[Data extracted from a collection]

************

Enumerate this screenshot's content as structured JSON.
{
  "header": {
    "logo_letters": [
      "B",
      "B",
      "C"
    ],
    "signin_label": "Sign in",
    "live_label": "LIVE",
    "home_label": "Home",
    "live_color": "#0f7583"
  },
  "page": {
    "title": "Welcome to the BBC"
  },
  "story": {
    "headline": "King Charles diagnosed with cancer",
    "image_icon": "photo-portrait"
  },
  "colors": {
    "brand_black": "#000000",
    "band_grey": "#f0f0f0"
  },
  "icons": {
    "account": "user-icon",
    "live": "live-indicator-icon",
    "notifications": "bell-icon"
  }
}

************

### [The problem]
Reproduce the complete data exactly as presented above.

### [Task output]
Enumerate this screenshot's content as structured JSON.
{
  "header": {
    "logo_letters": [
      "B",
      "B",
      "C"
    ],
    "signin_label": "Sign in",
    "live_label": "LIVE",
    "home_label": "Home",
    "live_color": "#0f7583"
  },
  "page": {
    "title": "Welcome to the BBC"
  },
  "story": {
    "headline": "King Charles diagnosed with cancer",
    "image_icon": "photo-portrait"
  },
  "colors": {
    "brand_black": "#000000",
    "band_grey": "#f0f0f0"
  },
  "icons": {
    "account": "user-icon",
    "live": "live-indicator-icon",
    "notifications": "bell-icon"
  }
}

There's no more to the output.